[Collection entries]
--- START ---
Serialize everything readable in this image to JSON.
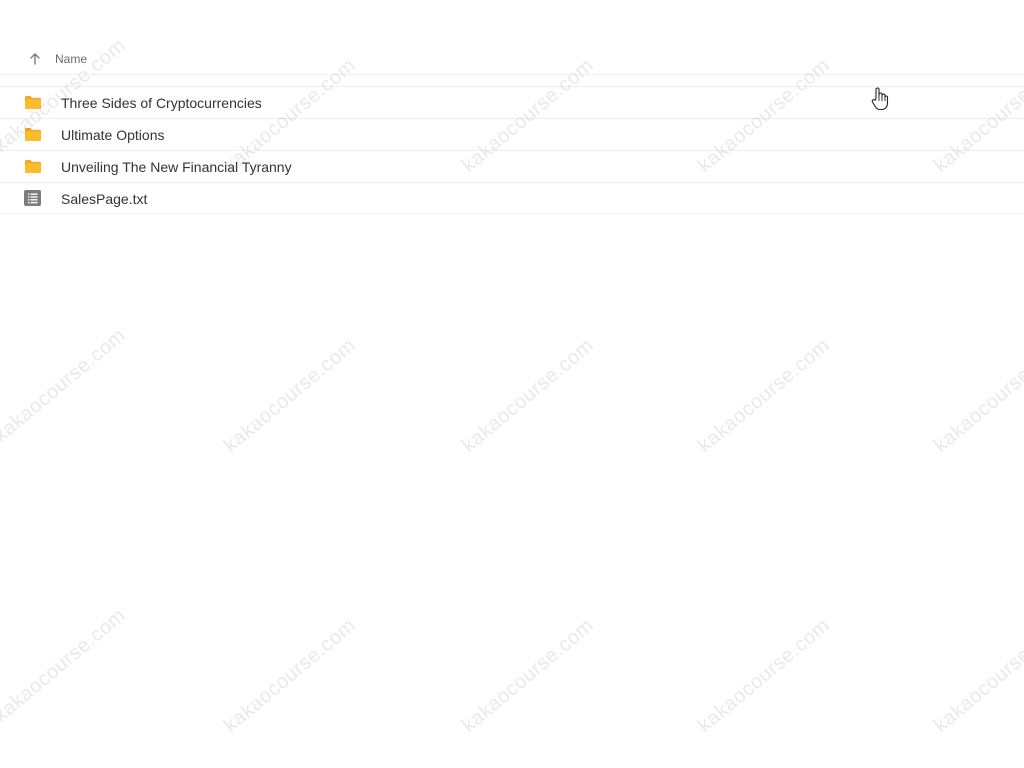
{
  "list": {
    "header": {
      "name_label": "Name",
      "sort_icon": "arrow-up-icon"
    },
    "items": [
      {
        "name": "Three Sides of Cryptocurrencies",
        "type": "folder",
        "icon": "folder-icon",
        "icon_color": "#f5a623"
      },
      {
        "name": "Ultimate Options",
        "type": "folder",
        "icon": "folder-icon",
        "icon_color": "#f5a623"
      },
      {
        "name": "Unveiling The New Financial Tyranny",
        "type": "folder",
        "icon": "folder-icon",
        "icon_color": "#f5a623"
      },
      {
        "name": "SalesPage.txt",
        "type": "file",
        "icon": "text-file-icon",
        "icon_color": "#7a7a7a"
      }
    ]
  },
  "watermark": {
    "text": "kakaocourse.com"
  },
  "cursor": {
    "icon": "hand-pointer-icon"
  }
}
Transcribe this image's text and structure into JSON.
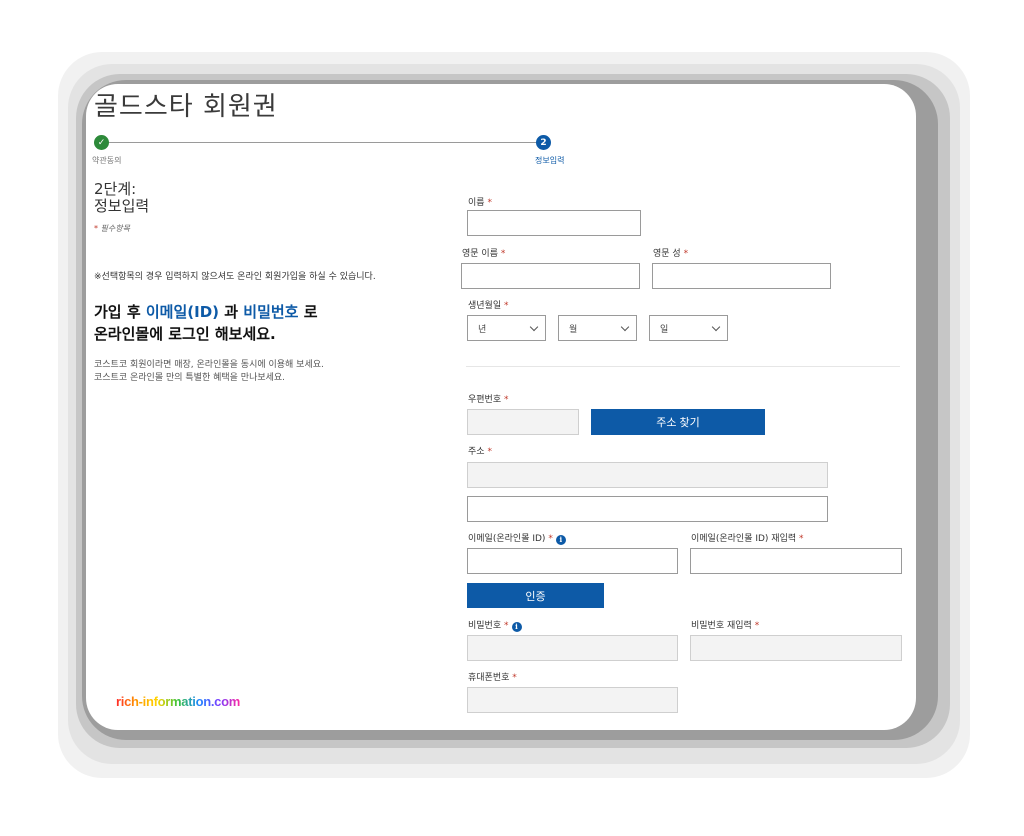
{
  "page": {
    "title": "골드스타 회원권"
  },
  "steps": [
    {
      "label": "약관동의",
      "marker": "✓",
      "state": "done"
    },
    {
      "label": "정보입력",
      "marker": "2",
      "state": "active"
    }
  ],
  "stage": {
    "line1": "2단계:",
    "line2": "정보입력"
  },
  "required_note": {
    "star": "*",
    "text": "필수항목"
  },
  "optional_note": "※선택항목의 경우 입력하지 않으셔도 온라인 회원가입을 하실 수 있습니다.",
  "promo": {
    "part1": "가입 후 ",
    "email": "이메일(ID)",
    "part2": " 과 ",
    "password": "비밀번호",
    "part3": " 로",
    "line2": "온라인몰에 로그인 해보세요."
  },
  "member_note": {
    "line1": "코스트코 회원이라면 매장, 온라인몰을 동시에 이용해 보세요.",
    "line2": "코스트코 온라인몰 만의 특별한 혜택을 만나보세요."
  },
  "form": {
    "required_star": "*",
    "name": {
      "label": "이름",
      "value": ""
    },
    "first_name_en": {
      "label": "영문 이름",
      "value": ""
    },
    "last_name_en": {
      "label": "영문 성",
      "value": ""
    },
    "birth": {
      "label": "생년월일",
      "year": "년",
      "month": "월",
      "day": "일"
    },
    "zip": {
      "label": "우편번호",
      "value": ""
    },
    "find_address_button": "주소 찾기",
    "address": {
      "label": "주소",
      "value": "",
      "detail": ""
    },
    "email": {
      "label": "이메일(온라인몰 ID)",
      "value": ""
    },
    "email_confirm": {
      "label": "이메일(온라인몰 ID) 재입력",
      "value": ""
    },
    "verify_button": "인증",
    "password": {
      "label": "비밀번호",
      "value": ""
    },
    "password_confirm": {
      "label": "비밀번호 재입력",
      "value": ""
    },
    "phone": {
      "label": "휴대폰번호",
      "value": ""
    }
  },
  "watermark": "rich-information.com",
  "colors": {
    "accent": "#0d5aa7",
    "success": "#2d8a3a",
    "required": "#c0392b"
  }
}
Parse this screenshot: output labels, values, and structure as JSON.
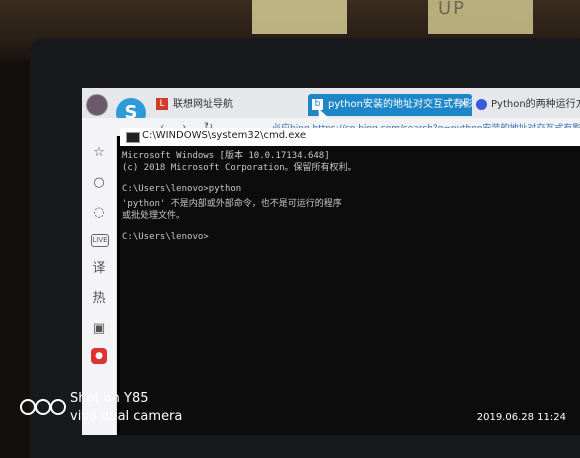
{
  "scene": {
    "note_text": "UP"
  },
  "browser": {
    "tabs": [
      {
        "label": "联想网址导航",
        "favicon": "L"
      },
      {
        "label": "python安装的地址对交互式有影响",
        "favicon": "b"
      },
      {
        "label": "Python的两种运行方式: 交互",
        "favicon": "baidu-icon"
      }
    ],
    "address_text": "必应bing  https://cn.bing.com/search?q=python安装的地址对交互式有影响"
  },
  "cmd": {
    "title": "C:\\WINDOWS\\system32\\cmd.exe",
    "lines": [
      "Microsoft Windows [版本 10.0.17134.648]",
      "(c) 2018 Microsoft Corporation。保留所有权利。",
      "",
      "C:\\Users\\lenovo>python",
      "'python' 不是内部或外部命令，也不是可运行的程序",
      "或批处理文件。",
      "",
      "C:\\Users\\lenovo>"
    ]
  },
  "watermark": {
    "line1": "Shot on Y85",
    "line2": "vivo dual camera",
    "datetime": "2019.06.28 11:24"
  }
}
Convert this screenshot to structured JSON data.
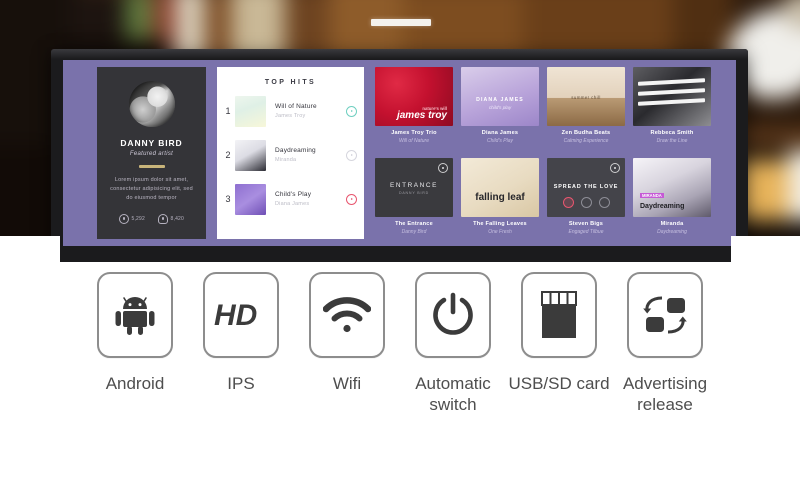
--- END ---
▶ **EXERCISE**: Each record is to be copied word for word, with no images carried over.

▶ **TASK ANSWER**:
Serialize everything readable in this image to JSON.
{
  "list": {
    "header": {
      "name_label": "Name",
      "sort_icon": "arrow-up-icon"
    },
    "items": [
      {
        "name": "Three Sides of Cryptocurrencies",
        "type": "folder",
        "icon": "folder-icon",
        "icon_color": "#f5a623"
      },
      {
        "name": "Ultimate Options",
        "type": "folder",
        "icon": "folder-icon",
        "icon_color": "#f5a623"
      },
      {
        "name": "Unveiling The New Financial Tyranny",
        "type": "folder",
        "icon": "folder-icon",
        "icon_color": "#f5a623"
      },
      {
        "name": "SalesPage.txt",
        "type": "file",
        "icon": "text-file-icon",
        "icon_color": "#7a7a7a"
      }
    ]
  },
  "watermark": {
    "text": "kakaocourse.com"
  },
  "cursor": {
    "icon": "hand-pointer-icon"
  }
}
Transcribe this image's text and structure into JSON.
{
  "page": {
    "title": "골드스타 회원권"
  },
  "steps": [
    {
      "label": "약관동의",
      "marker": "✓",
      "state": "done"
    },
    {
      "label": "정보입력",
      "marker": "2",
      "state": "active"
    }
  ],
  "stage": {
    "line1": "2단계:",
    "line2": "정보입력"
  },
  "required_note": {
    "star": "*",
    "text": "필수항목"
  },
  "optional_note": "※선택항목의 경우 입력하지 않으셔도 온라인 회원가입을 하실 수 있습니다.",
  "promo": {
    "part1": "가입 후 ",
    "email": "이메일(ID)",
    "part2": " 과 ",
    "password": "비밀번호",
    "part3": " 로",
    "line2": "온라인몰에 로그인 해보세요."
  },
  "member_note": {
    "line1": "코스트코 회원이라면 매장, 온라인몰을 동시에 이용해 보세요.",
    "line2": "코스트코 온라인몰 만의 특별한 혜택을 만나보세요."
  },
  "form": {
    "required_star": "*",
    "name": {
      "label": "이름",
      "value": ""
    },
    "first_name_en": {
      "label": "영문 이름",
      "value": ""
    },
    "last_name_en": {
      "label": "영문 성",
      "value": ""
    },
    "birth": {
      "label": "생년월일",
      "year": "년",
      "month": "월",
      "day": "일"
    },
    "zip": {
      "label": "우편번호",
      "value": ""
    },
    "find_address_button": "주소 찾기",
    "address": {
      "label": "주소",
      "value": "",
      "detail": ""
    },
    "email": {
      "label": "이메일(온라인몰 ID)",
      "value": ""
    },
    "email_confirm": {
      "label": "이메일(온라인몰 ID) 재입력",
      "value": ""
    },
    "verify_button": "인증",
    "password": {
      "label": "비밀번호",
      "value": ""
    },
    "password_confirm": {
      "label": "비밀번호 재입력",
      "value": ""
    },
    "phone": {
      "label": "휴대폰번호",
      "value": ""
    }
  },
  "watermark": "rich-information.com",
  "colors": {
    "accent": "#0d5aa7",
    "success": "#2d8a3a",
    "required": "#c0392b"
  }
}
Parse this screenshot: output labels, values, and structure as JSON.
{
  "scene": {
    "note_text": "UP"
  },
  "browser": {
    "tabs": [
      {
        "label": "联想网址导航",
        "favicon": "L"
      },
      {
        "label": "python安装的地址对交互式有影响",
        "favicon": "b"
      },
      {
        "label": "Python的两种运行方式: 交互",
        "favicon": "baidu-icon"
      }
    ],
    "address_text": "必应bing  https://cn.bing.com/search?q=python安装的地址对交互式有影响"
  },
  "cmd": {
    "title": "C:\\WINDOWS\\system32\\cmd.exe",
    "lines": [
      "Microsoft Windows [版本 10.0.17134.648]",
      "(c) 2018 Microsoft Corporation。保留所有权利。",
      "",
      "C:\\Users\\lenovo>python",
      "'python' 不是内部或外部命令，也不是可运行的程序",
      "或批处理文件。",
      "",
      "C:\\Users\\lenovo>"
    ]
  },
  "watermark": {
    "line1": "Shot on Y85",
    "line2": "vivo dual camera",
    "datetime": "2019.06.28 11:24"
  }
}
Convert this screenshot to structured JSON data.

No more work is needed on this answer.